While writers sometimes balk at the idea that a group of advertisers wants to fund certain scripts for fear of censorship, that doesn’t happen, Mr. Ancier said. “What [writers] have found is Family Friendly members have been supportive of them taking risks and doing episodes that are more controversial than you might think, more provocative, dealing with teenage sexuality, different kinds of relationships,” he said.

In addition to the scripted fare, Ms. Jacobs said, a number of top-rated reality programs are considered family friendly, including Fox’s “American Idol” and CBS’s “Survivor” and “Amazing Race.”

When Fox drew 30.28 million viewers for last season’s two-hour final “American Idol” showdown May 25, those viewers ran the gamut from preschoolers to adults. One of the reasons the show is such a top draw is that families watch together.
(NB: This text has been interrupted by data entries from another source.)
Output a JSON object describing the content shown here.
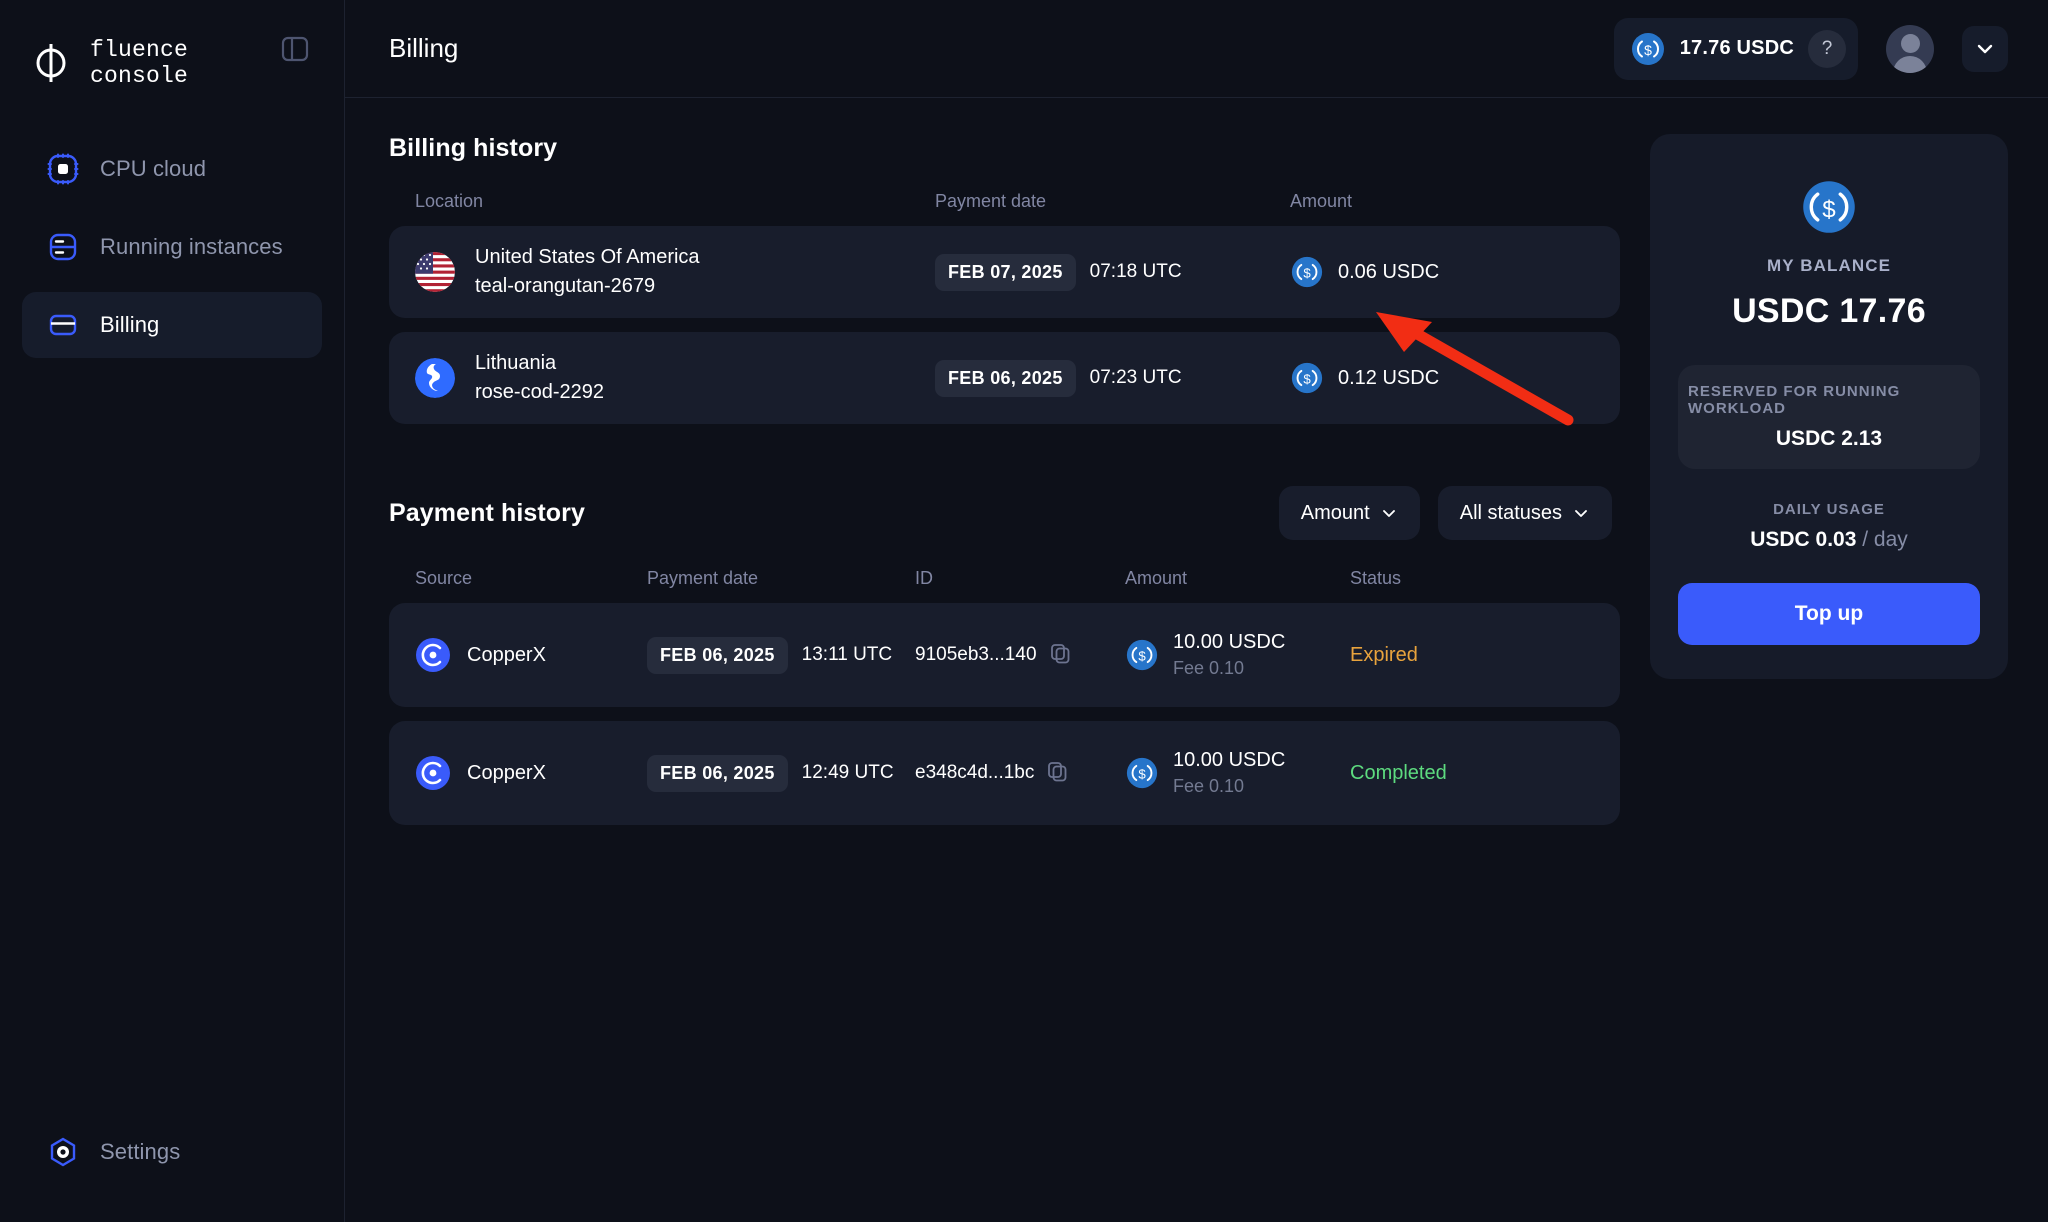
{
  "brand": {
    "name_line1": "fluence",
    "name_line2": "console",
    "logo_icon": "phi-logo-icon"
  },
  "sidebar": {
    "panel_toggle_icon": "panel-collapse-icon",
    "items": [
      {
        "label": "CPU cloud",
        "icon": "cpu-chip-icon",
        "active": false
      },
      {
        "label": "Running instances",
        "icon": "server-stack-icon",
        "active": false
      },
      {
        "label": "Billing",
        "icon": "credit-card-icon",
        "active": true
      }
    ],
    "settings": {
      "label": "Settings",
      "icon": "settings-hexagon-icon"
    }
  },
  "header": {
    "title": "Billing",
    "balance_pill": {
      "amount": "17.76 USDC",
      "coin_icon": "usdc-coin-icon",
      "help_label": "?"
    },
    "avatar_icon": "user-avatar-icon",
    "chevron_icon": "chevron-down-icon"
  },
  "billing_history": {
    "title": "Billing history",
    "columns": [
      "Location",
      "Payment date",
      "Amount"
    ],
    "rows": [
      {
        "flag": "us-flag-icon",
        "country": "United States Of America",
        "instance": "teal-orangutan-2679",
        "date": "FEB 07, 2025",
        "time": "07:18 UTC",
        "amount": "0.06 USDC",
        "coin_icon": "usdc-coin-icon"
      },
      {
        "flag": "lt-flag-icon",
        "country": "Lithuania",
        "instance": "rose-cod-2292",
        "date": "FEB 06, 2025",
        "time": "07:23 UTC",
        "amount": "0.12 USDC",
        "coin_icon": "usdc-coin-icon"
      }
    ]
  },
  "payment_history": {
    "title": "Payment history",
    "filters": [
      {
        "label": "Amount",
        "icon": "chevron-down-icon"
      },
      {
        "label": "All statuses",
        "icon": "chevron-down-icon"
      }
    ],
    "columns": [
      "Source",
      "Payment date",
      "ID",
      "Amount",
      "Status"
    ],
    "rows": [
      {
        "source": "CopperX",
        "source_icon": "copperx-icon",
        "date": "FEB 06, 2025",
        "time": "13:11 UTC",
        "id": "9105eb3...140",
        "copy_icon": "copy-icon",
        "amount": "10.00 USDC",
        "fee": "Fee 0.10",
        "coin_icon": "usdc-coin-icon",
        "status": "Expired",
        "status_color": "#e8a33d"
      },
      {
        "source": "CopperX",
        "source_icon": "copperx-icon",
        "date": "FEB 06, 2025",
        "time": "12:49 UTC",
        "id": "e348c4d...1bc",
        "copy_icon": "copy-icon",
        "amount": "10.00 USDC",
        "fee": "Fee 0.10",
        "coin_icon": "usdc-coin-icon",
        "status": "Completed",
        "status_color": "#5ddb7f"
      }
    ]
  },
  "balance_card": {
    "coin_icon": "usdc-coin-icon",
    "label": "MY BALANCE",
    "amount": "USDC 17.76",
    "reserved_label": "RESERVED FOR RUNNING WORKLOAD",
    "reserved_value": "USDC 2.13",
    "daily_label": "DAILY USAGE",
    "daily_value": "USDC 0.03",
    "daily_unit": "/ day",
    "topup_label": "Top up"
  },
  "annotation": {
    "arrow_color": "#f22d14",
    "icon": "pointer-arrow"
  },
  "colors": {
    "background": "#0d1019",
    "card": "#181d2c",
    "accent": "#3a5bfb",
    "status_expired": "#e8a33d",
    "status_completed": "#5ddb7f"
  }
}
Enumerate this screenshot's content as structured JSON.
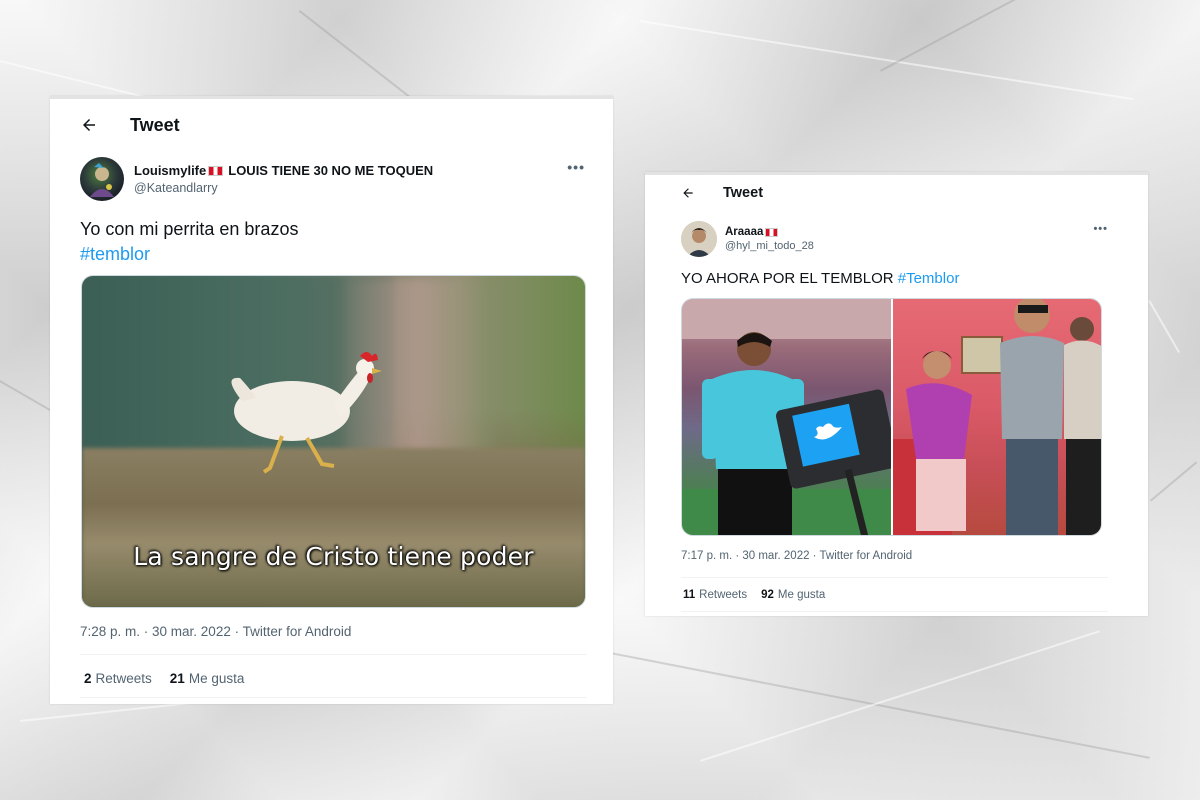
{
  "tweet1": {
    "header_title": "Tweet",
    "display_name": "Louismylife",
    "display_name_suffix": "LOUIS TIENE 30 NO ME TOQUEN",
    "handle": "@Kateandlarry",
    "text": "Yo con mi perrita en brazos",
    "hashtag": "#temblor",
    "image_caption": "La sangre de Cristo tiene poder",
    "timestamp": "7:28 p. m. · 30 mar. 2022 · Twitter for Android",
    "retweets_count": "2",
    "retweets_label": "Retweets",
    "likes_count": "21",
    "likes_label": "Me gusta"
  },
  "tweet2": {
    "header_title": "Tweet",
    "display_name": "Araaaa",
    "handle": "@hyl_mi_todo_28",
    "text": "YO AHORA POR EL TEMBLOR",
    "hashtag": "#Temblor",
    "timestamp": "7:17 p. m. · 30 mar. 2022 · Twitter for Android",
    "retweets_count": "11",
    "retweets_label": "Retweets",
    "likes_count": "92",
    "likes_label": "Me gusta"
  },
  "icons": {
    "back": "arrow-left-icon",
    "more": "more-horizontal-icon",
    "flag": "peru-flag-icon",
    "twitter": "twitter-bird-icon"
  },
  "colors": {
    "link": "#1d9bf0",
    "text_primary": "#0f1419",
    "text_secondary": "#536471",
    "divider": "#eff3f4"
  }
}
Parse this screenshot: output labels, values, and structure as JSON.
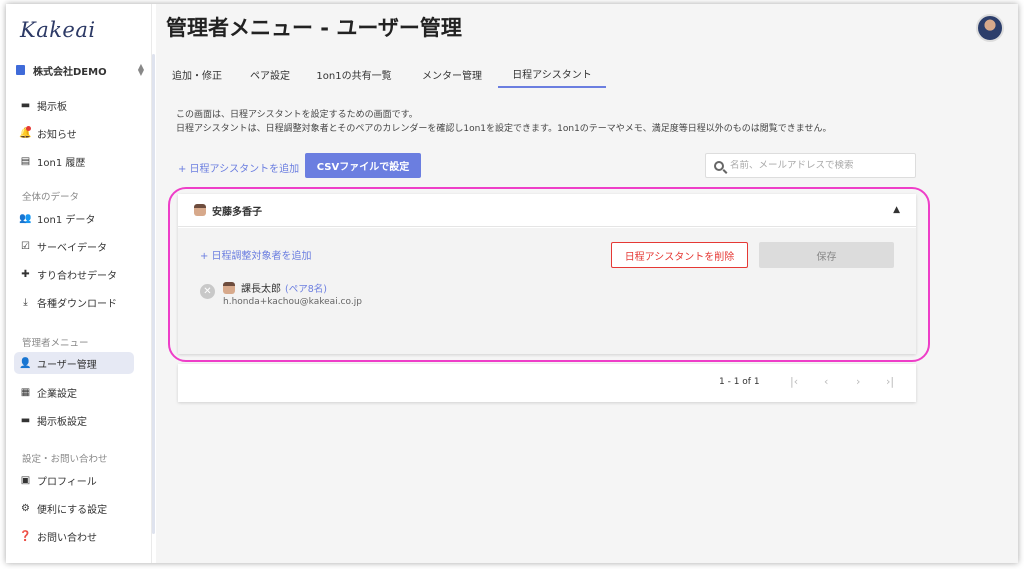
{
  "app": {
    "logo": "Kakeai",
    "company": "株式会社DEMO"
  },
  "sidebar": {
    "items": [
      {
        "label": "掲示板",
        "icon": "board-icon"
      },
      {
        "label": "お知らせ",
        "icon": "bell-icon"
      },
      {
        "label": "1on1 履歴",
        "icon": "history-icon"
      }
    ],
    "section_all": "全体のデータ",
    "all_items": [
      {
        "label": "1on1 データ",
        "icon": "people-icon"
      },
      {
        "label": "サーベイデータ",
        "icon": "survey-icon"
      },
      {
        "label": "すり合わせデータ",
        "icon": "puzzle-icon"
      },
      {
        "label": "各種ダウンロード",
        "icon": "download-icon"
      }
    ],
    "section_admin": "管理者メニュー",
    "admin_items": [
      {
        "label": "ユーザー管理",
        "icon": "user-manage-icon",
        "active": true
      },
      {
        "label": "企業設定",
        "icon": "company-icon"
      },
      {
        "label": "掲示板設定",
        "icon": "board-settings-icon"
      }
    ],
    "section_settings": "設定・お問い合わせ",
    "settings_items": [
      {
        "label": "プロフィール",
        "icon": "profile-icon"
      },
      {
        "label": "便利にする設定",
        "icon": "gear-icon"
      },
      {
        "label": "お問い合わせ",
        "icon": "help-icon"
      }
    ]
  },
  "header": {
    "title": "管理者メニュー - ユーザー管理"
  },
  "tabs": [
    "追加・修正",
    "ペア設定",
    "1on1の共有一覧",
    "メンター管理",
    "日程アシスタント"
  ],
  "active_tab": "日程アシスタント",
  "description": {
    "line1": "この画面は、日程アシスタントを設定するための画面です。",
    "line2": "日程アシスタントは、日程調整対象者とそのペアのカレンダーを確認し1on1を設定できます。1on1のテーマやメモ、満足度等日程以外のものは閲覧できません。"
  },
  "toolbar": {
    "add_assistant": "+ 日程アシスタントを追加",
    "csv_button": "CSVファイルで設定",
    "search_placeholder": "名前、メールアドレスで検索"
  },
  "card": {
    "assistant_name": "安藤多香子",
    "add_target": "+ 日程調整対象者を追加",
    "delete_button": "日程アシスタントを削除",
    "save_button": "保存",
    "target": {
      "name": "課長太郎",
      "pair_count": "(ペア8名)",
      "email": "h.honda+kachou@kakeai.co.jp"
    }
  },
  "pagination": {
    "range": "1 - 1 of 1",
    "first": "|‹",
    "prev": "‹",
    "next": "›",
    "last": "›|"
  },
  "colors": {
    "accent": "#6b7ee0",
    "danger": "#e53935",
    "highlight": "#ee3ec8"
  }
}
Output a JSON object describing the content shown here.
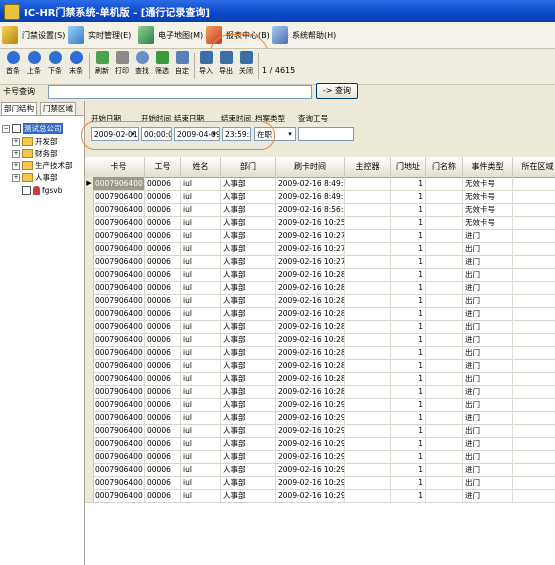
{
  "window": {
    "title": "IC-HR门禁系统-单机版 - [通行记录查询]"
  },
  "menu": [
    {
      "label": "门禁设置(S)",
      "icon": "key-icon"
    },
    {
      "label": "实时管理(E)",
      "icon": "document-icon"
    },
    {
      "label": "电子地图(M)",
      "icon": "map-icon"
    },
    {
      "label": "报表中心(B)",
      "icon": "report-icon"
    },
    {
      "label": "系统帮助(H)",
      "icon": "help-book-icon"
    }
  ],
  "toolbar": {
    "buttons": [
      {
        "label": "首条",
        "icon": "first-record-icon"
      },
      {
        "label": "上条",
        "icon": "previous-record-icon"
      },
      {
        "label": "下条",
        "icon": "next-record-icon"
      },
      {
        "label": "末条",
        "icon": "last-record-icon"
      },
      {
        "label": "刷新",
        "icon": "refresh-icon"
      },
      {
        "label": "打印",
        "icon": "print-icon"
      },
      {
        "label": "查找",
        "icon": "find-icon"
      },
      {
        "label": "筛选",
        "icon": "filter-icon"
      },
      {
        "label": "自定",
        "icon": "customize-icon"
      },
      {
        "label": "导入",
        "icon": "import-icon"
      },
      {
        "label": "导出",
        "icon": "export-icon"
      },
      {
        "label": "关闭",
        "icon": "close-icon"
      }
    ],
    "pager": "1 / 4615"
  },
  "search": {
    "label": "卡号查询",
    "value": "",
    "button_label": "-> 查询"
  },
  "sidebar": {
    "tabs": [
      "部门结构",
      "门禁区域"
    ],
    "root": "测试总公司",
    "items": [
      "开发部",
      "财务部",
      "生产技术部",
      "人事部",
      "fgsvb"
    ]
  },
  "filters": {
    "start_date_label": "开始日期",
    "start_date": "2009-02-01",
    "start_time_label": "开始时间",
    "start_time": "00:00:00",
    "end_date_label": "结束日期",
    "end_date": "2009-04-09",
    "end_time_label": "结束时间",
    "end_time": "23:59:59",
    "archive_type_label": "档案类型",
    "archive_type": "在职",
    "query_id_label": "查询工号",
    "query_id": ""
  },
  "table": {
    "columns": [
      "卡号",
      "工号",
      "姓名",
      "部门",
      "刷卡时间",
      "主控器",
      "门地址",
      "门名称",
      "事件类型",
      "所在区域"
    ],
    "rows": [
      [
        "0007906400",
        "00006",
        "iul",
        "人事部",
        "2009-02-16 8:49:19",
        "",
        "1",
        "",
        "无效卡号",
        ""
      ],
      [
        "0007906400",
        "00006",
        "iul",
        "人事部",
        "2009-02-16 8:49:21",
        "",
        "1",
        "",
        "无效卡号",
        ""
      ],
      [
        "0007906400",
        "00006",
        "iul",
        "人事部",
        "2009-02-16 8:56:35",
        "",
        "1",
        "",
        "无效卡号",
        ""
      ],
      [
        "0007906400",
        "00006",
        "iul",
        "人事部",
        "2009-02-16 10:25:22",
        "",
        "1",
        "",
        "无效卡号",
        ""
      ],
      [
        "0007906400",
        "00006",
        "iul",
        "人事部",
        "2009-02-16 10:27:55",
        "",
        "1",
        "",
        "进门",
        ""
      ],
      [
        "0007906400",
        "00006",
        "iul",
        "人事部",
        "2009-02-16 10:27:57",
        "",
        "1",
        "",
        "出门",
        ""
      ],
      [
        "0007906400",
        "00006",
        "iul",
        "人事部",
        "2009-02-16 10:27:58",
        "",
        "1",
        "",
        "进门",
        ""
      ],
      [
        "0007906400",
        "00006",
        "iul",
        "人事部",
        "2009-02-16 10:28:03",
        "",
        "1",
        "",
        "出门",
        ""
      ],
      [
        "0007906400",
        "00006",
        "iul",
        "人事部",
        "2009-02-16 10:28:04",
        "",
        "1",
        "",
        "进门",
        ""
      ],
      [
        "0007906400",
        "00006",
        "iul",
        "人事部",
        "2009-02-16 10:28:33",
        "",
        "1",
        "",
        "出门",
        ""
      ],
      [
        "0007906400",
        "00006",
        "iul",
        "人事部",
        "2009-02-16 10:28:35",
        "",
        "1",
        "",
        "进门",
        ""
      ],
      [
        "0007906400",
        "00006",
        "iul",
        "人事部",
        "2009-02-16 10:28:36",
        "",
        "1",
        "",
        "出门",
        ""
      ],
      [
        "0007906400",
        "00006",
        "iul",
        "人事部",
        "2009-02-16 10:28:38",
        "",
        "1",
        "",
        "进门",
        ""
      ],
      [
        "0007906400",
        "00006",
        "iul",
        "人事部",
        "2009-02-16 10:28:39",
        "",
        "1",
        "",
        "出门",
        ""
      ],
      [
        "0007906400",
        "00006",
        "iul",
        "人事部",
        "2009-02-16 10:28:41",
        "",
        "1",
        "",
        "进门",
        ""
      ],
      [
        "0007906400",
        "00006",
        "iul",
        "人事部",
        "2009-02-16 10:28:42",
        "",
        "1",
        "",
        "出门",
        ""
      ],
      [
        "0007906400",
        "00006",
        "iul",
        "人事部",
        "2009-02-16 10:28:58",
        "",
        "1",
        "",
        "进门",
        ""
      ],
      [
        "0007906400",
        "00006",
        "iul",
        "人事部",
        "2009-02-16 10:29:00",
        "",
        "1",
        "",
        "出门",
        ""
      ],
      [
        "0007906400",
        "00006",
        "iul",
        "人事部",
        "2009-02-16 10:29:02",
        "",
        "1",
        "",
        "进门",
        ""
      ],
      [
        "0007906400",
        "00006",
        "iul",
        "人事部",
        "2009-02-16 10:29:03",
        "",
        "1",
        "",
        "出门",
        ""
      ],
      [
        "0007906400",
        "00006",
        "iul",
        "人事部",
        "2009-02-16 10:29:05",
        "",
        "1",
        "",
        "进门",
        ""
      ],
      [
        "0007906400",
        "00006",
        "iul",
        "人事部",
        "2009-02-16 10:29:06",
        "",
        "1",
        "",
        "出门",
        ""
      ],
      [
        "0007906400",
        "00006",
        "iul",
        "人事部",
        "2009-02-16 10:29:08",
        "",
        "1",
        "",
        "进门",
        ""
      ],
      [
        "0007906400",
        "00006",
        "iul",
        "人事部",
        "2009-02-16 10:29:09",
        "",
        "1",
        "",
        "出门",
        ""
      ],
      [
        "0007906400",
        "00006",
        "iul",
        "人事部",
        "2009-02-16 10:29:10",
        "",
        "1",
        "",
        "进门",
        ""
      ]
    ]
  },
  "colors": {
    "titlebar": "#0b47c8",
    "highlight_outline": "#f0863a",
    "selection": "#316ac5"
  }
}
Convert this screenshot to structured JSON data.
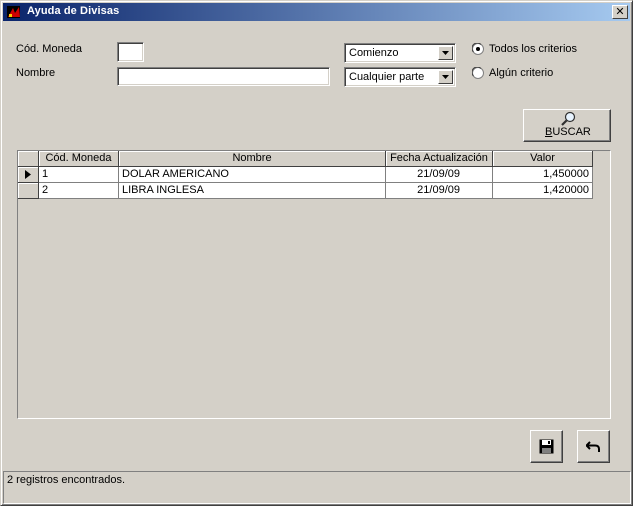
{
  "window": {
    "title": "Ayuda de Divisas",
    "close_glyph": "✕"
  },
  "filters": {
    "codigo_label": "Cód. Moneda",
    "codigo_value": "",
    "nombre_label": "Nombre",
    "nombre_value": "",
    "match_start_selected": "Comienzo",
    "match_anywhere_selected": "Cualquier parte",
    "radio_all": "Todos los criterios",
    "radio_any": "Algún criterio",
    "radio_all_checked": true
  },
  "search_button": {
    "label_prefix": "",
    "label_underlined": "B",
    "label_rest": "USCAR",
    "icon": "magnifier-icon"
  },
  "table": {
    "columns": [
      "Cód. Moneda",
      "Nombre",
      "Fecha Actualización",
      "Valor"
    ],
    "rows": [
      {
        "codigo": "1",
        "nombre": "DOLAR AMERICANO",
        "fecha": "21/09/09",
        "valor": "1,450000"
      },
      {
        "codigo": "2",
        "nombre": "LIBRA INGLESA",
        "fecha": "21/09/09",
        "valor": "1,420000"
      }
    ],
    "current_row_indicator": "row-pointer-icon"
  },
  "actions": {
    "save_icon": "floppy-disk-icon",
    "undo_icon": "undo-arrow-icon"
  },
  "status": {
    "text": "2 registros encontrados."
  },
  "colors": {
    "title_start": "#0a246a",
    "title_end": "#a6caf0",
    "face": "#d4d0c8"
  }
}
In May the Tuesday and Wednesday editions of the show occupied the top two spots for co-viewing for kids 2 to 11 watching with an adult and for teens 12 to 17 watching with an adult, according to Nielsen.

“‘American Idol’ has a built-in discussion point and interactivity to it, so everyone can play along and have an opinion,” said Craig Erwich, executive VP of programming at Fox. “If you look at the music they sing, it appeals to people of all generations. … Embedded in the show is an uplifting message: Anybody can be successful through hard work, focus and talent. But the show’s not saccharine.”

Shows that reach across generations are going to do better because they can draw a bigger number than those whose mission is to attract younger audiences, said Brad Adgate, senior VP of research at Horizon Media. “If you get a show that targets teens and parents, that’s great,” he said, adding that “American Idol” does that because everyone has an opinion on who should win, making it not just TV but a family event.

While broadcast networks are more likely to develop family-friendly content because it is part of their mission to be broad-based, some cable networks are also focused on family fare, but in different ways.

ABC Family, Hallmark and Disney Channel are in that camp. ABC Family targets the 18 to 49 demo with content about today’s families that is relevant and contemporary, said Paul Lee, president of ABC Family. Though it’s an adult-targeted network, all the content that runs in the early-evening hours would be appropriate for children to see, he said.

The one time the network purposely aims to attract families is during its 25 Days of Christmas event, when Santa Claus movies and animated Christmas films that reach across generations are shown.

“We are not looking for sweet, happy traditional families. The lead [character] in [the new original series] ‘Wildfire’ comes out of a penitentiary and really has to struggle with the right decisions,” Mr. Lee said. “We are out there to reclaim the word ‘family’ … but we are not focused on making shows that 4-year-olds and 60-year-olds can watch together.”

Nor is Hallmark Channel. “We don’t start out philosophically thinking we are a channel for the whole family,” said David Kenin, executive VP of programming at the networ
k. The network’s shows are for adults, but they are shows that should be comfortable for anyone watching, he said.

“If your oldest aunt or uncle came into the room, you wouldn’t need to hold the remote the whole time. We are safe. We don’t need to challenge the mores of American audiences with the kind of material we may like ourselves or choose ourselves. We are serving the brand,” he said.

Disney Channel, on the other hand, is kid-driven but family-inclusive. “I don’t believe you can drive everything at the same time,” said Rich Ross, president of Disney Channel Worldwide. Even though the channel’s movies, for instance, are about kids, they also feature moms and dads, and the parents aren’t portrayed as imbeciles, he said.

“I define family friendly as having a relevancy for families with topics or subject matter that is interesting and inclusive to families. Parents are divorced, passed away, interracial [or heads of] blended families. There are kids with special needs.”